____ Material for this task

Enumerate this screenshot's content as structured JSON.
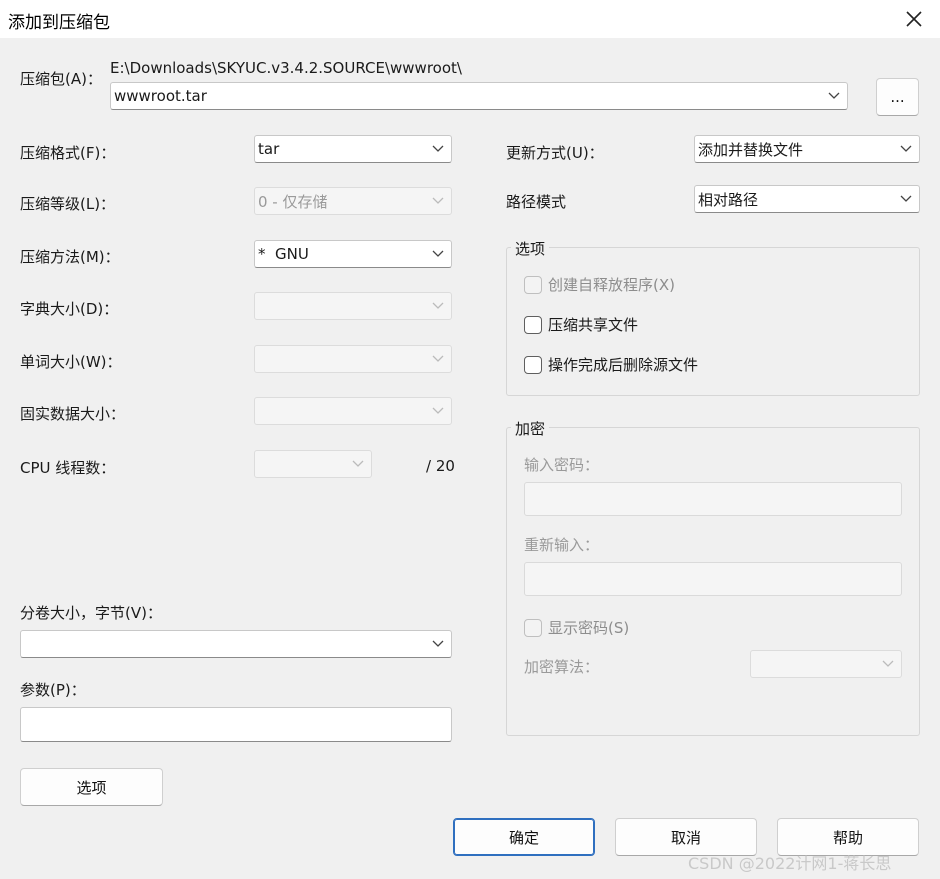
{
  "window": {
    "title": "添加到压缩包",
    "close_icon": "close-icon"
  },
  "archive": {
    "label": "压缩包(A)：",
    "path": "E:\\Downloads\\SKYUC.v3.4.2.SOURCE\\wwwroot\\",
    "name": "wwwroot.tar",
    "browse_label": "..."
  },
  "left": {
    "format": {
      "label": "压缩格式(F)：",
      "value": "tar"
    },
    "level": {
      "label": "压缩等级(L)：",
      "value": "0 - 仅存储"
    },
    "method": {
      "label": "压缩方法(M)：",
      "value": "*  GNU"
    },
    "dict": {
      "label": "字典大小(D)：",
      "value": ""
    },
    "word": {
      "label": "单词大小(W)：",
      "value": ""
    },
    "solid": {
      "label": "固实数据大小：",
      "value": ""
    },
    "cpu": {
      "label": "CPU 线程数：",
      "value": "",
      "max": "/ 20"
    },
    "volume": {
      "label": "分卷大小，字节(V)：",
      "value": ""
    },
    "params": {
      "label": "参数(P)：",
      "value": ""
    },
    "options_button": "选项"
  },
  "right": {
    "update": {
      "label": "更新方式(U)：",
      "value": "添加并替换文件"
    },
    "pathmode": {
      "label": "路径模式",
      "value": "相对路径"
    },
    "options_group": {
      "title": "选项",
      "sfx": {
        "label": "创建自释放程序(X)",
        "checked": false,
        "enabled": false
      },
      "shared": {
        "label": "压缩共享文件",
        "checked": false,
        "enabled": true
      },
      "delete": {
        "label": "操作完成后删除源文件",
        "checked": false,
        "enabled": true
      }
    },
    "encryption": {
      "title": "加密",
      "password_label": "输入密码：",
      "reenter_label": "重新输入：",
      "show_password": {
        "label": "显示密码(S)",
        "checked": false,
        "enabled": false
      },
      "method_label": "加密算法："
    }
  },
  "buttons": {
    "ok": "确定",
    "cancel": "取消",
    "help": "帮助"
  },
  "watermark": "CSDN @2022计网1-蒋长思"
}
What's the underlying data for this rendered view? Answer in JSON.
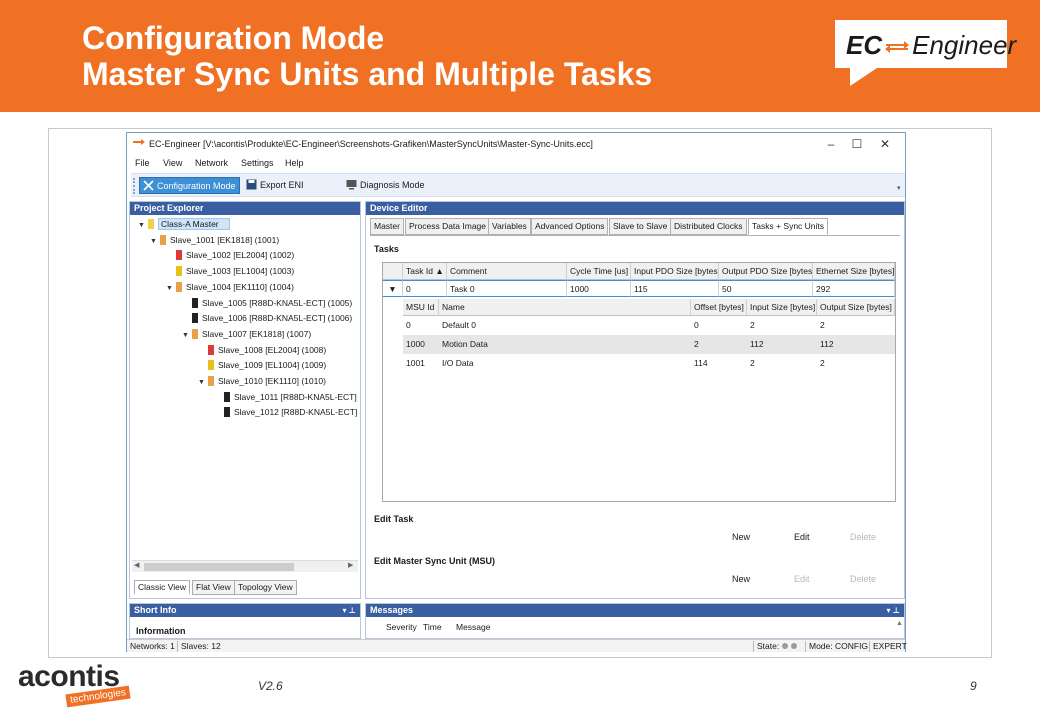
{
  "slide": {
    "title_line1": "Configuration Mode",
    "title_line2": "Master Sync Units and Multiple Tasks",
    "logo_ec": "EC",
    "logo_engineer": "Engineer",
    "version": "V2.6",
    "page_number": "9",
    "footer_brand": "acontis",
    "footer_sub": "technologies",
    "accent_color": "#f07124"
  },
  "window": {
    "title": "EC-Engineer [V:\\acontis\\Produkte\\EC-Engineer\\Screenshots-Grafiken\\MasterSyncUnits\\Master-Sync-Units.ecc]",
    "min_icon": "minimize-icon",
    "max_icon": "maximize-icon",
    "close_icon": "close-icon"
  },
  "menu": [
    "File",
    "View",
    "Network",
    "Settings",
    "Help"
  ],
  "toolbar": {
    "config_mode": "Configuration Mode",
    "export_eni": "Export ENI",
    "diagnosis_mode": "Diagnosis Mode"
  },
  "explorer": {
    "title": "Project Explorer",
    "tree": [
      {
        "label": "Class-A Master",
        "level": 0,
        "expander": "▼",
        "color": "#f2d04a"
      },
      {
        "label": "Slave_1001 [EK1818] (1001)",
        "level": 1,
        "expander": "▼",
        "color": "#e9a04a"
      },
      {
        "label": "Slave_1002 [EL2004] (1002)",
        "level": 2,
        "expander": "",
        "color": "#d93b3b"
      },
      {
        "label": "Slave_1003 [EL1004] (1003)",
        "level": 2,
        "expander": "",
        "color": "#e6c21a"
      },
      {
        "label": "Slave_1004 [EK1110] (1004)",
        "level": 2,
        "expander": "▼",
        "color": "#e9a04a"
      },
      {
        "label": "Slave_1005 [R88D-KNA5L-ECT] (1005)",
        "level": 3,
        "expander": "",
        "color": "#222222"
      },
      {
        "label": "Slave_1006 [R88D-KNA5L-ECT] (1006)",
        "level": 3,
        "expander": "",
        "color": "#222222"
      },
      {
        "label": "Slave_1007 [EK1818] (1007)",
        "level": 3,
        "expander": "▼",
        "color": "#e9a04a"
      },
      {
        "label": "Slave_1008 [EL2004] (1008)",
        "level": 4,
        "expander": "",
        "color": "#d93b3b"
      },
      {
        "label": "Slave_1009 [EL1004] (1009)",
        "level": 4,
        "expander": "",
        "color": "#e6c21a"
      },
      {
        "label": "Slave_1010 [EK1110] (1010)",
        "level": 4,
        "expander": "▼",
        "color": "#e9a04a"
      },
      {
        "label": "Slave_1011 [R88D-KNA5L-ECT]",
        "level": 5,
        "expander": "",
        "color": "#222222"
      },
      {
        "label": "Slave_1012 [R88D-KNA5L-ECT]",
        "level": 5,
        "expander": "",
        "color": "#222222"
      }
    ],
    "tabs": [
      "Classic View",
      "Flat View",
      "Topology View"
    ]
  },
  "editor": {
    "title": "Device Editor",
    "tabs": [
      "Master",
      "Process Data Image",
      "Variables",
      "Advanced Options",
      "Slave to Slave",
      "Distributed Clocks",
      "Tasks + Sync Units"
    ],
    "tasks_label": "Tasks",
    "task_columns": [
      "Task Id",
      "Comment",
      "Cycle Time [us]",
      "Input PDO Size [bytes]",
      "Output PDO Size [bytes]",
      "Ethernet Size [bytes]"
    ],
    "task_row": [
      "0",
      "Task 0",
      "1000",
      "115",
      "50",
      "292"
    ],
    "msu_columns": [
      "MSU Id",
      "Name",
      "Offset [bytes]",
      "Input Size [bytes]",
      "Output Size [bytes]"
    ],
    "msu_rows": [
      [
        "0",
        "Default 0",
        "0",
        "2",
        "2"
      ],
      [
        "1000",
        "Motion Data",
        "2",
        "112",
        "112"
      ],
      [
        "1001",
        "I/O Data",
        "114",
        "2",
        "2"
      ]
    ],
    "edit_task_label": "Edit Task",
    "edit_msu_label": "Edit Master Sync Unit (MSU)",
    "new": "New",
    "edit": "Edit",
    "delete": "Delete"
  },
  "short_info": {
    "title": "Short Info",
    "heading": "Information"
  },
  "messages": {
    "title": "Messages",
    "columns": [
      "Severity",
      "Time",
      "Message"
    ]
  },
  "status": {
    "networks": "Networks: 1",
    "slaves": "Slaves: 12",
    "state": "State:",
    "mode": "Mode: CONFIG",
    "level": "EXPERT"
  }
}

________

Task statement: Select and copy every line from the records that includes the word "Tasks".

Solved exercise:
    "title_line2": "Master Sync Units and Multiple Tasks",
      "Tasks + Sync Units"
    "tasks_label": "Tasks",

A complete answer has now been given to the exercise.